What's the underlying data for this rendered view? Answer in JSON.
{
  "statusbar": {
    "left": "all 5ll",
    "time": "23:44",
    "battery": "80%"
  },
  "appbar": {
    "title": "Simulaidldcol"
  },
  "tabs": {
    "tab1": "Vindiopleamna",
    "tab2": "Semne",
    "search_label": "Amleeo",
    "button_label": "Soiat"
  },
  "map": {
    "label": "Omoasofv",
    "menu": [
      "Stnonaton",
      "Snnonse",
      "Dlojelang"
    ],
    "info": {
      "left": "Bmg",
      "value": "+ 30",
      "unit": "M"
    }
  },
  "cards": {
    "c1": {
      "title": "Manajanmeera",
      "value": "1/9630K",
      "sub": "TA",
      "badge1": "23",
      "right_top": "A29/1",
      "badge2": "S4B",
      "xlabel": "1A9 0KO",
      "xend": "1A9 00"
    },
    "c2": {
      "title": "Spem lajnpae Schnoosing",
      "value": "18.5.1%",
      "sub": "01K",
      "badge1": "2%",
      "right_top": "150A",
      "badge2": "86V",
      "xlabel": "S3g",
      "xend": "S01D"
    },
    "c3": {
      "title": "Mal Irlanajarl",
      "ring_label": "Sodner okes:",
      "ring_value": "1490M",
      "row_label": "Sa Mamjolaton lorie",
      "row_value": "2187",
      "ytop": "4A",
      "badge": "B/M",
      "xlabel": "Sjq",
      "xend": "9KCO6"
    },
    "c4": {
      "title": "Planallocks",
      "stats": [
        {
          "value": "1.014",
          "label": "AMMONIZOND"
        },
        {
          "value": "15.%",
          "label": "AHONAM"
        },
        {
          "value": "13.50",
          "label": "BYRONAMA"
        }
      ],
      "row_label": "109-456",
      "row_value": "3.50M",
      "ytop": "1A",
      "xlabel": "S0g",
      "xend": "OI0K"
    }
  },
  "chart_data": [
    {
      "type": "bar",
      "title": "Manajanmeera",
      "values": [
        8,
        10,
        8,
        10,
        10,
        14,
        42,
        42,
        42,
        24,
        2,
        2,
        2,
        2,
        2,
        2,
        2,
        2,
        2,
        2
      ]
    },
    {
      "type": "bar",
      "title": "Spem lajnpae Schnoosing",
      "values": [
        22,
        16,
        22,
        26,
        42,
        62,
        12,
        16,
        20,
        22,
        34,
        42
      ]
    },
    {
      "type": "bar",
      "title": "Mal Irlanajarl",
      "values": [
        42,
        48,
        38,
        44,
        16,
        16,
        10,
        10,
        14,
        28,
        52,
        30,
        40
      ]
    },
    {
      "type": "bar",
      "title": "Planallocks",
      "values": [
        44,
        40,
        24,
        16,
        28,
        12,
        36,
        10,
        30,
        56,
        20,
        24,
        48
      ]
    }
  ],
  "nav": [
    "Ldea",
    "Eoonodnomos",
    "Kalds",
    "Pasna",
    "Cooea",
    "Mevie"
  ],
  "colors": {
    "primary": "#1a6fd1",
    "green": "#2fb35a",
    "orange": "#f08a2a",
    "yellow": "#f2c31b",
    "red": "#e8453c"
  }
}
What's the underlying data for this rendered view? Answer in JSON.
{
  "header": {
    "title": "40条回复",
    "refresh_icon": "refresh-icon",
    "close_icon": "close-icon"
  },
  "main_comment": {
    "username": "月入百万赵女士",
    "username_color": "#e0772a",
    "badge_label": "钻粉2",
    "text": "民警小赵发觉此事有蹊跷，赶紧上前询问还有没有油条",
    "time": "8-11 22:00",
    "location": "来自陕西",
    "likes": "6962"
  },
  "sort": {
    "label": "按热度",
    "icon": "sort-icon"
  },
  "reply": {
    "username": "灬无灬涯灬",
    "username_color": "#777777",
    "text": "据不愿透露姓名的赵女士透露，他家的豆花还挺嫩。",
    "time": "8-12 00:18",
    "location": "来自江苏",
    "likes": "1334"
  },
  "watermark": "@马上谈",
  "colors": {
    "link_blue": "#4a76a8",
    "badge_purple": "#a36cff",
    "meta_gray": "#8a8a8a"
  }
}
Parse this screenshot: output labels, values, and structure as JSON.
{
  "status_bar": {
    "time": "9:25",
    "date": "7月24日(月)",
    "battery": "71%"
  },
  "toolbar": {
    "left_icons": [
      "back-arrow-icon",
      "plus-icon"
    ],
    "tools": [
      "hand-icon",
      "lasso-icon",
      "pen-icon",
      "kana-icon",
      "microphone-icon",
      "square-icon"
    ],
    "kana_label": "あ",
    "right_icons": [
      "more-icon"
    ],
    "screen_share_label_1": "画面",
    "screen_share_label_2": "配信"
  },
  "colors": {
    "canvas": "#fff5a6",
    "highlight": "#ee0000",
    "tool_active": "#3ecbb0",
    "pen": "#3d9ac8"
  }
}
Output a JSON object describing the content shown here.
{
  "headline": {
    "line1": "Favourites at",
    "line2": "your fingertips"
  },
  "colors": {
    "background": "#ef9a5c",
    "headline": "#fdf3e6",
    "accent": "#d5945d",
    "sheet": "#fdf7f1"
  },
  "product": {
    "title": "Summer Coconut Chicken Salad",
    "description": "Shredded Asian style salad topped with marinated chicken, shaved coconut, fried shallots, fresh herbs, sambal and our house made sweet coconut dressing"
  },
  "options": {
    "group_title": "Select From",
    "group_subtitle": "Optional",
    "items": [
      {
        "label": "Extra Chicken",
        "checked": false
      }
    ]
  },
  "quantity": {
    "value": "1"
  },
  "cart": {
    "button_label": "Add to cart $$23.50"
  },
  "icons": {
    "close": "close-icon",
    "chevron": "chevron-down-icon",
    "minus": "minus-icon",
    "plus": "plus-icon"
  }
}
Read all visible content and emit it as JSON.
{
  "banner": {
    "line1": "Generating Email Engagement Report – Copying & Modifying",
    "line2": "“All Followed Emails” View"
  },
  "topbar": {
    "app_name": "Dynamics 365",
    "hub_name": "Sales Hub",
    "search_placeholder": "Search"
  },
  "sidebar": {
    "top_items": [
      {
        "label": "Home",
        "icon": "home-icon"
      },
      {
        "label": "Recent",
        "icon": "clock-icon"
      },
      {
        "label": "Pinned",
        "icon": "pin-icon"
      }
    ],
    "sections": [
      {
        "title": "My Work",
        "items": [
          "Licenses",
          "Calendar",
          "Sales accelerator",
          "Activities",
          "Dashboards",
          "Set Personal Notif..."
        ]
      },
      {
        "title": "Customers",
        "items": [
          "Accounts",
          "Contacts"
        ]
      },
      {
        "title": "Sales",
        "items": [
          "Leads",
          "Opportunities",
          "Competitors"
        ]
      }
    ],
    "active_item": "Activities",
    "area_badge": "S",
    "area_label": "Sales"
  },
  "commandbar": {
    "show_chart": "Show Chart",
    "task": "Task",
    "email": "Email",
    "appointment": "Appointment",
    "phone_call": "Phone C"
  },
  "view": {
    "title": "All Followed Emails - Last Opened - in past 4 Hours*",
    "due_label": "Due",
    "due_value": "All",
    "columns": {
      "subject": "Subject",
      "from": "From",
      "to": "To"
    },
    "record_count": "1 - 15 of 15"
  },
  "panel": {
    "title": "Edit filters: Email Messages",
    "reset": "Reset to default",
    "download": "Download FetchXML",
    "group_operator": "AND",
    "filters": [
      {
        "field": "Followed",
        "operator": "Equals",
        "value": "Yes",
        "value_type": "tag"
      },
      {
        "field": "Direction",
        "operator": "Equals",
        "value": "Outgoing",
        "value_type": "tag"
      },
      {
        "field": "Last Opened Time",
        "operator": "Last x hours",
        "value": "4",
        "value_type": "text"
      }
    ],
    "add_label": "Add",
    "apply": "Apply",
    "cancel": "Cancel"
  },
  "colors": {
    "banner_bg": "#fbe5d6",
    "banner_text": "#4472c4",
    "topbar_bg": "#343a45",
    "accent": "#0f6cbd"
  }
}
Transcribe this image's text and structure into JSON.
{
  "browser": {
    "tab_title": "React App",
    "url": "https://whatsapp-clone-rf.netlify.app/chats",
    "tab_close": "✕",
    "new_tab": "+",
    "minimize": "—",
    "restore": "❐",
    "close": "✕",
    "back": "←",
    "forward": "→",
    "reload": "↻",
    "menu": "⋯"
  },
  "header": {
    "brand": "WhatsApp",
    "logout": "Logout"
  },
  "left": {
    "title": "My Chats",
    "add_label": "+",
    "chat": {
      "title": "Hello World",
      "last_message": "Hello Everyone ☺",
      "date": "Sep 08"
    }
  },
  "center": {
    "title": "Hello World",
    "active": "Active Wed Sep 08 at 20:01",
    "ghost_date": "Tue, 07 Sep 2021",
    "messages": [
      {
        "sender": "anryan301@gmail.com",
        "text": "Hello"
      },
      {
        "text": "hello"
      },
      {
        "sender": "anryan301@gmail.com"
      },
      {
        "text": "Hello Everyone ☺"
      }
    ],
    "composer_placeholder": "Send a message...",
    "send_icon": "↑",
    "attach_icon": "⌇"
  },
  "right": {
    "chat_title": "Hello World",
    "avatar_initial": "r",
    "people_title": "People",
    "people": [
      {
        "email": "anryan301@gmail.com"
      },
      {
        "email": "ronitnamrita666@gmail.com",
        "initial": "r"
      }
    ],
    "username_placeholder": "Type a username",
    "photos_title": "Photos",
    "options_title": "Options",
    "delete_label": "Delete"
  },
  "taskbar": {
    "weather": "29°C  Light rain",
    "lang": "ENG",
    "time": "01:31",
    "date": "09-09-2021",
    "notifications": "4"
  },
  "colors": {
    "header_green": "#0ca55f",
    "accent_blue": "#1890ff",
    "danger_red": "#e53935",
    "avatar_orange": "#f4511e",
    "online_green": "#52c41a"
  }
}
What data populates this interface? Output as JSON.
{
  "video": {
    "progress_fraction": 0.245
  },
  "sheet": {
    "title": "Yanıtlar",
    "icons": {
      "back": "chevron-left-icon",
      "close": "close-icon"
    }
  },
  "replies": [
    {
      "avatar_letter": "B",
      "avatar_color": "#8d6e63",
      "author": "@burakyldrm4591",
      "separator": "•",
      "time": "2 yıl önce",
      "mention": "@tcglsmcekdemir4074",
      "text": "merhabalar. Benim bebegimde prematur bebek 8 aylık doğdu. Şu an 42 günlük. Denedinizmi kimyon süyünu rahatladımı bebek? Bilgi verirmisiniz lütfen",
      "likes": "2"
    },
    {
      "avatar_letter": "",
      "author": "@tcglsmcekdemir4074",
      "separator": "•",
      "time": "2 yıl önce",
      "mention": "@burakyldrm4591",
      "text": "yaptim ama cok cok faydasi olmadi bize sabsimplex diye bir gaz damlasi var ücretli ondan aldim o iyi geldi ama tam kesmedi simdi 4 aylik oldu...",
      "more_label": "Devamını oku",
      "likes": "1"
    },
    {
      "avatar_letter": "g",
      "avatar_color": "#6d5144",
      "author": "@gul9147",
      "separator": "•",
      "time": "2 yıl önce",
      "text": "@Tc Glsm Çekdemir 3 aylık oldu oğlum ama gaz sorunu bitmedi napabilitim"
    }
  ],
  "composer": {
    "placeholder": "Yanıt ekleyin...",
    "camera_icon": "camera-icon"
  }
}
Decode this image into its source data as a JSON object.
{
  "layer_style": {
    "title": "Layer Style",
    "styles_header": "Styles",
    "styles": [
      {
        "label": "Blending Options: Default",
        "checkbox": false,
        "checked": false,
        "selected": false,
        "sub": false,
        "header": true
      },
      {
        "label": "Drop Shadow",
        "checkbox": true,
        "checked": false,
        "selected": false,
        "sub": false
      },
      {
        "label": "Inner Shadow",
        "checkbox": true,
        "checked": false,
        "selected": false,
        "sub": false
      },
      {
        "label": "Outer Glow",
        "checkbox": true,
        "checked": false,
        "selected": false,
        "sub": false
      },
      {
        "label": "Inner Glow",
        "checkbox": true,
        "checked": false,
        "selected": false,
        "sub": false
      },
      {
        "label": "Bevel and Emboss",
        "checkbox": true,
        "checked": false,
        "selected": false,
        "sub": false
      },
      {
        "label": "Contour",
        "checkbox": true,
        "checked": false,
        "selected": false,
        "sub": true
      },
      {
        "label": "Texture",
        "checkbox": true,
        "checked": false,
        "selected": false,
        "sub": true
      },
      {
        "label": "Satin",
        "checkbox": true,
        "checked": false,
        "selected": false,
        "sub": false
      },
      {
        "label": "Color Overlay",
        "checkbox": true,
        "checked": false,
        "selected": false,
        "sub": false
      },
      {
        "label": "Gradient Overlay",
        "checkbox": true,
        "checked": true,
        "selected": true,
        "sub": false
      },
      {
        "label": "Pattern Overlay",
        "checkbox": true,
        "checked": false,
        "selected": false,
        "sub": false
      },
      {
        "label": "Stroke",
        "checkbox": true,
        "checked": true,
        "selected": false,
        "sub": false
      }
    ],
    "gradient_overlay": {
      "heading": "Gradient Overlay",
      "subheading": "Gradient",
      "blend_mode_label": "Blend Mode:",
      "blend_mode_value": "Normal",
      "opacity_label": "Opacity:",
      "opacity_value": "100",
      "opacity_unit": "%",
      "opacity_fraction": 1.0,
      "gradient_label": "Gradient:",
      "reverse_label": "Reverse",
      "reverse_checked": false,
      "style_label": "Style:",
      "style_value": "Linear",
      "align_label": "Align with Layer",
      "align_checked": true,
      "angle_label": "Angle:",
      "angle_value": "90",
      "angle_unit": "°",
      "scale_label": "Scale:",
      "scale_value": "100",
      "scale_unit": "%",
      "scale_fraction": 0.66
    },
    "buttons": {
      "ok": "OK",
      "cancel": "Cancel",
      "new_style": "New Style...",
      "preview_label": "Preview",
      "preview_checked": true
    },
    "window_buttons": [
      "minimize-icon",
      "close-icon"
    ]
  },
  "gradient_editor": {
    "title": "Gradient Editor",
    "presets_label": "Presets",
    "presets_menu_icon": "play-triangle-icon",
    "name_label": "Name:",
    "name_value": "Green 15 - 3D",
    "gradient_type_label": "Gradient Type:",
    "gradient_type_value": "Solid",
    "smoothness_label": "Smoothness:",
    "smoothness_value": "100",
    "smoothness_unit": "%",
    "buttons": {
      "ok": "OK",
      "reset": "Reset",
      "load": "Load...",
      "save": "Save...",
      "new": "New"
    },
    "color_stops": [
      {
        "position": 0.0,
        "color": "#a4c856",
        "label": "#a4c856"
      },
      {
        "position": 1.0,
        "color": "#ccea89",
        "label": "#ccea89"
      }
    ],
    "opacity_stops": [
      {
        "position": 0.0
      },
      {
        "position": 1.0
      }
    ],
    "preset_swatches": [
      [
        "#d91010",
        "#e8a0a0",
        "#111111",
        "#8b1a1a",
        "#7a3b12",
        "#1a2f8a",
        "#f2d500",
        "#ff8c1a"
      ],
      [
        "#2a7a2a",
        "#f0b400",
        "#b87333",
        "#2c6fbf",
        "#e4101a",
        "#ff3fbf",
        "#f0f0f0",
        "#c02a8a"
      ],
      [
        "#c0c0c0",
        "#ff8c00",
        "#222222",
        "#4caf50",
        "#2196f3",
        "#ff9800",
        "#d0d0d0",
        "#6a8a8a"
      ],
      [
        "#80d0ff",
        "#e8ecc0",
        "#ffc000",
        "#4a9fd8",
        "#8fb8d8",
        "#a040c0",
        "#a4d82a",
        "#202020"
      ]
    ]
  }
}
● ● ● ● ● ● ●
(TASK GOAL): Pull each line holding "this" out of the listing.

(THE ANSWER):
What's the underlying data for this rendered view? Answer in JSON.
What's the underlying data for this rendered view? Answer in JSON.
Parse this screenshot: output labels, values, and structure as JSON.
Transcribe this image's text and structure into JSON.
What data populates this interface? Output as JSON.
Decode this image into its source data as a JSON object.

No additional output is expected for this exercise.